What lines in the entries hold the string "this"? List them.

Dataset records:
· · · ·

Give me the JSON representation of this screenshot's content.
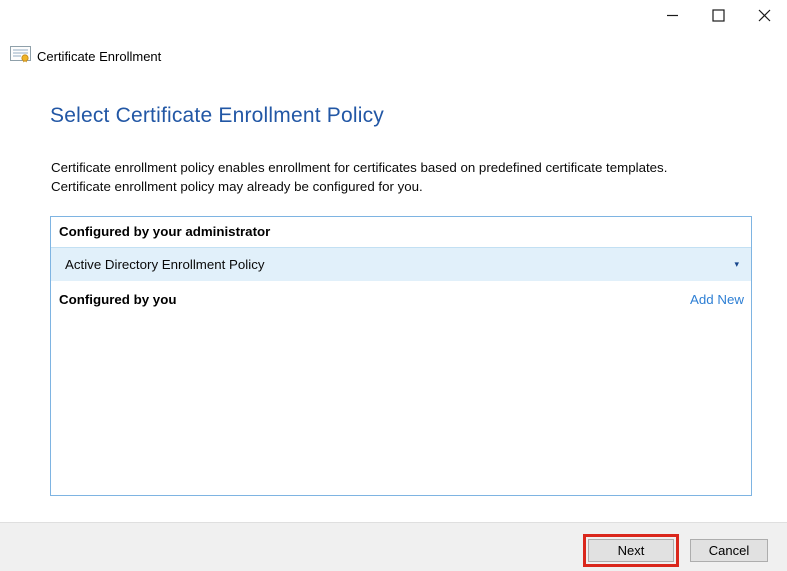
{
  "window": {
    "title": "Certificate Enrollment",
    "controls": {
      "minimize": "minimize",
      "maximize": "maximize",
      "close": "close"
    }
  },
  "heading": "Select Certificate Enrollment Policy",
  "description": {
    "lines": [
      "Certificate enrollment policy enables enrollment for certificates based on predefined certificate templates.",
      "Certificate enrollment policy may already be configured for you."
    ]
  },
  "policy_panel": {
    "admin_section_label": "Configured by your administrator",
    "policy_dropdown": {
      "selected_value": "Active Directory Enrollment Policy",
      "chevron_glyph": "▾"
    },
    "user_section_label": "Configured by you",
    "add_new_label": "Add New"
  },
  "footer": {
    "next_label": "Next",
    "cancel_label": "Cancel"
  },
  "icons": {
    "app_icon": "certificate-icon",
    "dropdown_icon": "chevron-down-icon"
  },
  "colors": {
    "heading_blue": "#2257a5",
    "link_blue": "#2e7fd4",
    "panel_border_blue": "#7eb4e2",
    "dropdown_row_bg": "#e1f0fa",
    "chevron_blue": "#16458c",
    "footer_bg": "#f0f0f0",
    "button_bg": "#e1e1e1",
    "button_border": "#adadad",
    "highlight_red": "#da271c"
  }
}
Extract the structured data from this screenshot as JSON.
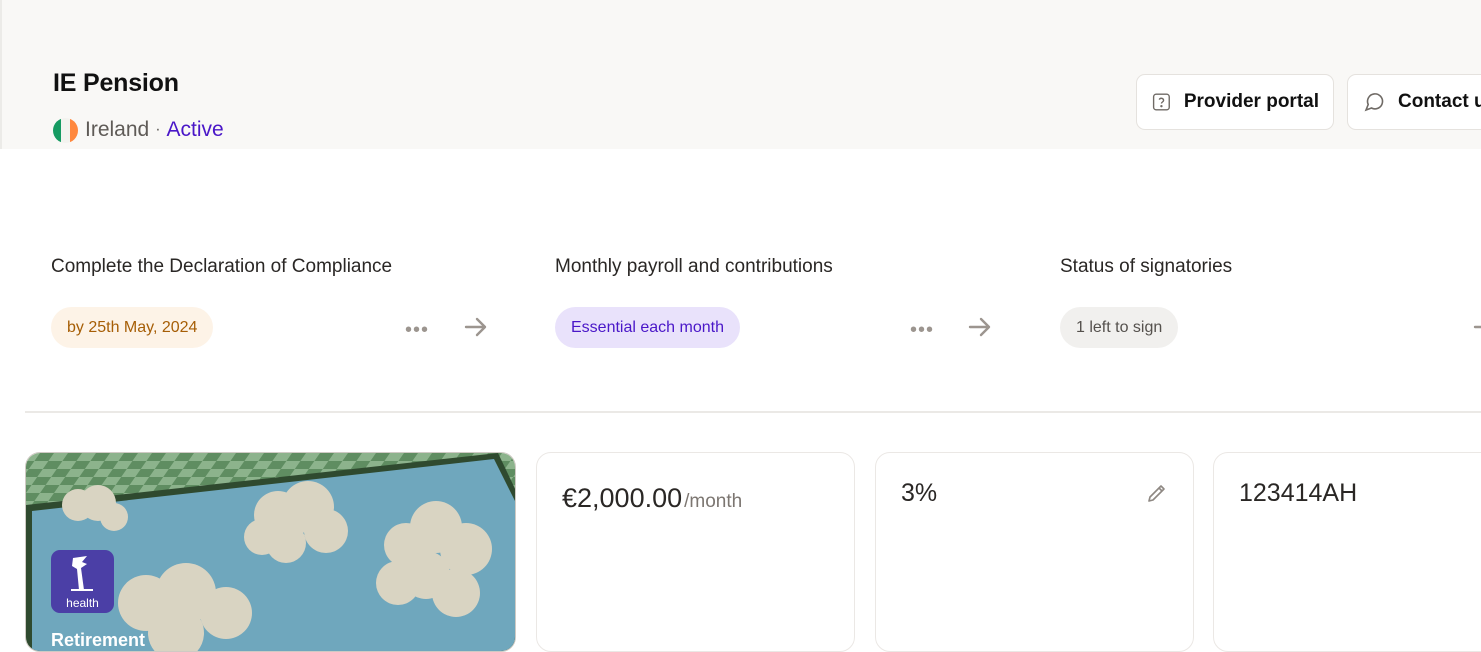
{
  "header": {
    "title": "IE Pension",
    "country": "Ireland",
    "separator": "·",
    "status": "Active",
    "buttons": {
      "provider_portal": "Provider portal",
      "contact": "Contact u"
    }
  },
  "tasks": [
    {
      "title": "Complete the Declaration of Compliance",
      "pill": "by 25th May, 2024",
      "more": "•••"
    },
    {
      "title": "Monthly payroll and contributions",
      "pill": "Essential each month",
      "more": "•••"
    },
    {
      "title": "Status of signatories",
      "pill": "1 left to sign"
    }
  ],
  "cards": {
    "amount": "€2,000.00",
    "amount_unit": "/month",
    "percentage": "3%",
    "scheme_id": "123414AH",
    "logo_text": "health",
    "image_caption": "Retirement"
  },
  "colors": {
    "accent": "#4a17c8",
    "orange_pill_bg": "#fdf3e7",
    "orange_pill_text": "#a65e06",
    "purple_pill_bg": "#e9e2fb",
    "grey_pill_bg": "#f1f0ee"
  },
  "icons": [
    "question-icon",
    "chat-icon",
    "more-icon",
    "arrow-right-icon",
    "pencil-icon",
    "ireland-flag-icon",
    "provider-logo-icon"
  ]
}
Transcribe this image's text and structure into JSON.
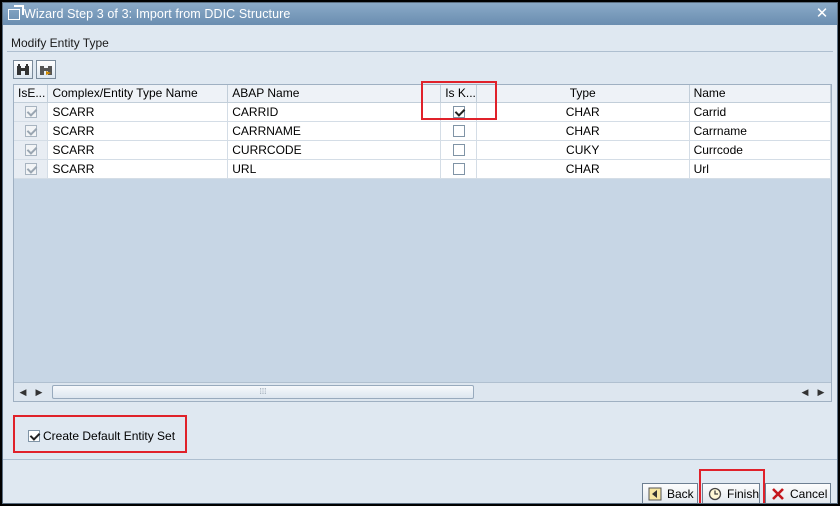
{
  "window": {
    "title": "Wizard Step 3 of 3: Import from DDIC Structure",
    "close_glyph": "✕"
  },
  "section": {
    "label": "Modify Entity Type"
  },
  "toolbar": {
    "buttons": [
      {
        "name": "find-icon"
      },
      {
        "name": "find-next-icon"
      }
    ]
  },
  "table": {
    "columns": [
      "IsE...",
      "Complex/Entity Type Name",
      "ABAP Name",
      "Is K...",
      "Type",
      "Name"
    ],
    "rows": [
      {
        "is_entity": true,
        "entity_name": "SCARR",
        "abap_name": "CARRID",
        "is_key": true,
        "type": "CHAR",
        "name": "Carrid"
      },
      {
        "is_entity": true,
        "entity_name": "SCARR",
        "abap_name": "CARRNAME",
        "is_key": false,
        "type": "CHAR",
        "name": "Carrname"
      },
      {
        "is_entity": true,
        "entity_name": "SCARR",
        "abap_name": "CURRCODE",
        "is_key": false,
        "type": "CUKY",
        "name": "Currcode"
      },
      {
        "is_entity": true,
        "entity_name": "SCARR",
        "abap_name": "URL",
        "is_key": false,
        "type": "CHAR",
        "name": "Url"
      }
    ]
  },
  "scrollbar": {
    "left_arrow": "◀",
    "right_arrow": "▶",
    "grip": "⁞⁞⁞"
  },
  "options": {
    "create_default_entity_set": {
      "label": "Create Default Entity Set",
      "checked": true
    }
  },
  "buttons": {
    "back": "Back",
    "finish": "Finish",
    "cancel": "Cancel"
  },
  "colors": {
    "highlight": "#e0212a",
    "title_bar": "#6a8db0",
    "panel": "#dfe8f1"
  }
}
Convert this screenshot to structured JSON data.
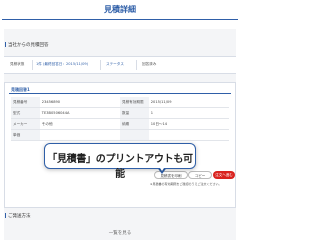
{
  "header": {
    "title": "見積詳細",
    "back_icon": "chevron-left-icon"
  },
  "section1": {
    "title": "当社からの見積回答"
  },
  "summary": [
    {
      "label": "見積状態",
      "value": "",
      "blue": false
    },
    {
      "label": "1件 (最終回答日：2015/11/09)",
      "value": "",
      "blue": true
    },
    {
      "label": "ステータス",
      "value": "",
      "blue": false
    },
    {
      "label": "回答済み",
      "value": "",
      "blue": false
    }
  ],
  "detail": {
    "title": "見積回答1",
    "rows": [
      [
        "見積番号",
        "23456890",
        "見積有効期限",
        "2015/11/09"
      ],
      [
        "型式",
        "TE3B0506044A",
        "数量",
        "1"
      ],
      [
        "メーカー",
        "その他",
        "納期",
        "10日～14"
      ],
      [
        "単価",
        "",
        "",
        ""
      ]
    ]
  },
  "buttons": {
    "print": "見積書を印刷",
    "copy": "コピー",
    "order": "注文へ進む"
  },
  "note": "※見積書の有効期限をご確認のうえご注文ください。",
  "callout": {
    "text": "「見積書」のプリントアウトも可能"
  },
  "section2": {
    "title": "ご発送方法"
  },
  "footer": {
    "text": "一覧を見る"
  }
}
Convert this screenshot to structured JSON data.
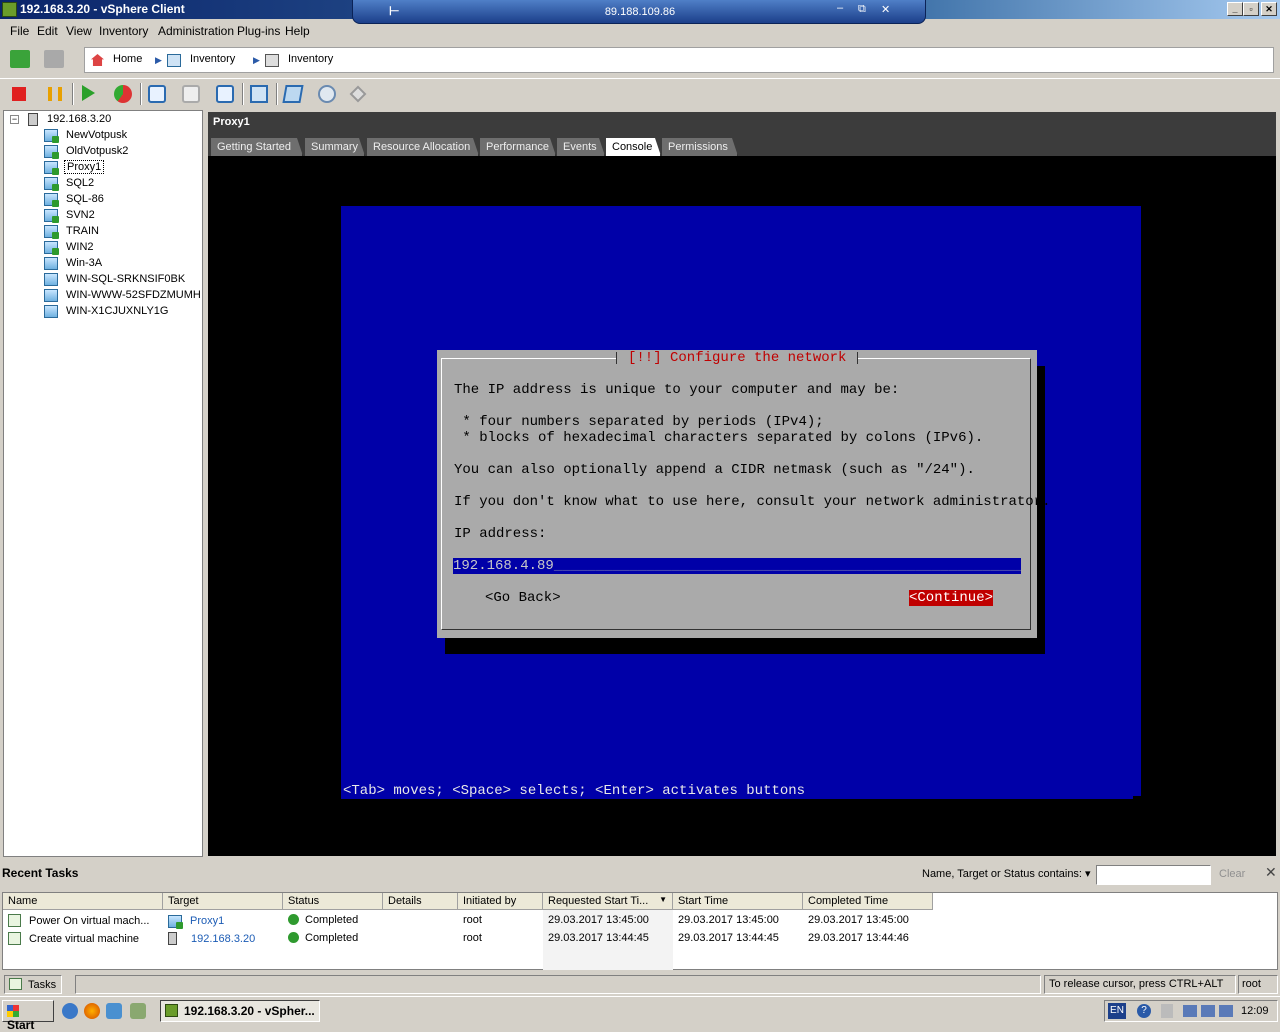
{
  "window": {
    "title": "192.168.3.20 - vSphere Client"
  },
  "rdp": {
    "host": "89.188.109.86",
    "pin": "⊢",
    "min": "–",
    "restore": "⧉",
    "close": "✕"
  },
  "menu": [
    "File",
    "Edit",
    "View",
    "Inventory",
    "Administration",
    "Plug-ins",
    "Help"
  ],
  "breadcrumb": {
    "home": "Home",
    "inventory1": "Inventory",
    "inventory2": "Inventory"
  },
  "tree": {
    "host": "192.168.3.20",
    "vms": [
      "NewVotpusk",
      "OldVotpusk2",
      "Proxy1",
      "SQL2",
      "SQL-86",
      "SVN2",
      "TRAIN",
      "WIN2",
      "Win-3A",
      "WIN-SQL-SRKNSIF0BK",
      "WIN-WWW-52SFDZMUMH",
      "WIN-X1CJUXNLY1G"
    ],
    "selected": "Proxy1"
  },
  "vm_header": "Proxy1",
  "tabs": [
    "Getting Started",
    "Summary",
    "Resource Allocation",
    "Performance",
    "Events",
    "Console",
    "Permissions"
  ],
  "active_tab": "Console",
  "installer": {
    "title": "[!!] Configure the network",
    "lines": [
      "The IP address is unique to your computer and may be:",
      "",
      " * four numbers separated by periods (IPv4);",
      " * blocks of hexadecimal characters separated by colons (IPv6).",
      "",
      "You can also optionally append a CIDR netmask (such as \"/24\").",
      "",
      "If you don't know what to use here, consult your network administrator.",
      "",
      "IP address:"
    ],
    "ip_value": "192.168.4.89",
    "go_back": "<Go Back>",
    "continue": "<Continue>",
    "footer": "<Tab> moves; <Space> selects; <Enter> activates buttons"
  },
  "recent_tasks": {
    "title": "Recent Tasks",
    "filter_label": "Name, Target or Status contains: ▾",
    "filter_value": "",
    "clear": "Clear",
    "close": "✕",
    "columns": [
      "Name",
      "Target",
      "Status",
      "Details",
      "Initiated by",
      "Requested Start Ti... ",
      "Start Time",
      "Completed Time"
    ],
    "rows": [
      {
        "name": "Power On virtual mach...",
        "target": "Proxy1",
        "status": "Completed",
        "details": "",
        "initiated_by": "root",
        "requested": "29.03.2017 13:45:00",
        "start": "29.03.2017 13:45:00",
        "completed": "29.03.2017 13:45:00"
      },
      {
        "name": "Create virtual machine",
        "target": "192.168.3.20",
        "status": "Completed",
        "details": "",
        "initiated_by": "root",
        "requested": "29.03.2017 13:44:45",
        "start": "29.03.2017 13:44:45",
        "completed": "29.03.2017 13:44:46"
      }
    ]
  },
  "status": {
    "tasks": "Tasks",
    "message": "To release cursor, press CTRL+ALT",
    "user": "root"
  },
  "taskbar": {
    "start": "Start",
    "task": "192.168.3.20 - vSpher...",
    "lang": "EN",
    "clock": "12:09"
  }
}
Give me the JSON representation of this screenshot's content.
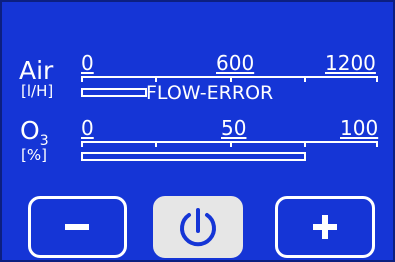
{
  "air": {
    "label": "Air",
    "unit": "[l/H]",
    "scale": [
      "0",
      "600",
      "1200"
    ],
    "status_text": "FLOW-ERROR",
    "level": 0
  },
  "o3": {
    "label": "O",
    "label_sub": "3",
    "unit": "[%]",
    "scale": [
      "0",
      "50",
      "100"
    ],
    "level": 0
  },
  "buttons": {
    "decrease_icon": "minus-icon",
    "power_icon": "power-icon",
    "increase_icon": "plus-icon"
  },
  "colors": {
    "background": "#1535d6",
    "foreground": "#ffffff",
    "power_button": "#e6e6e6",
    "power_symbol": "#1535d6"
  }
}
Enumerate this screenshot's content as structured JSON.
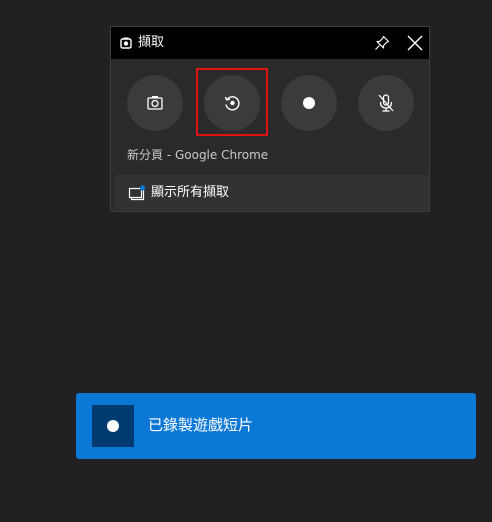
{
  "capture_widget": {
    "title": "擷取",
    "icons": {
      "title": "xbox-game-bar-capture-icon",
      "pin": "pin-icon",
      "close": "close-icon"
    },
    "buttons": [
      {
        "name": "screenshot",
        "icon": "camera-icon"
      },
      {
        "name": "record-last-30-sec",
        "icon": "record-last-icon",
        "highlighted": true
      },
      {
        "name": "start-recording",
        "icon": "record-dot-icon"
      },
      {
        "name": "mic-toggle",
        "icon": "mic-off-icon"
      }
    ],
    "app_name": "新分頁 - Google Chrome",
    "show_all_label": "顯示所有擷取",
    "show_all_icon": "gallery-icon"
  },
  "toast": {
    "message": "已錄製遊戲短片",
    "icon": "record-dot-icon",
    "color": "#0c78d6"
  },
  "colors": {
    "background": "#212124",
    "highlight": "#e01212"
  }
}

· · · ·

EXERCISE OUTPUT:
Give me the JSON representation of this screenshot's content.
Extract the structured data from this screenshot as JSON.
Transcribe this image's text and structure into JSON.
Convert this screenshot to structured JSON data.
Convert this screenshot to structured JSON data.
Give me the JSON representation of this screenshot's content.
Enumerate this screenshot's content as structured JSON.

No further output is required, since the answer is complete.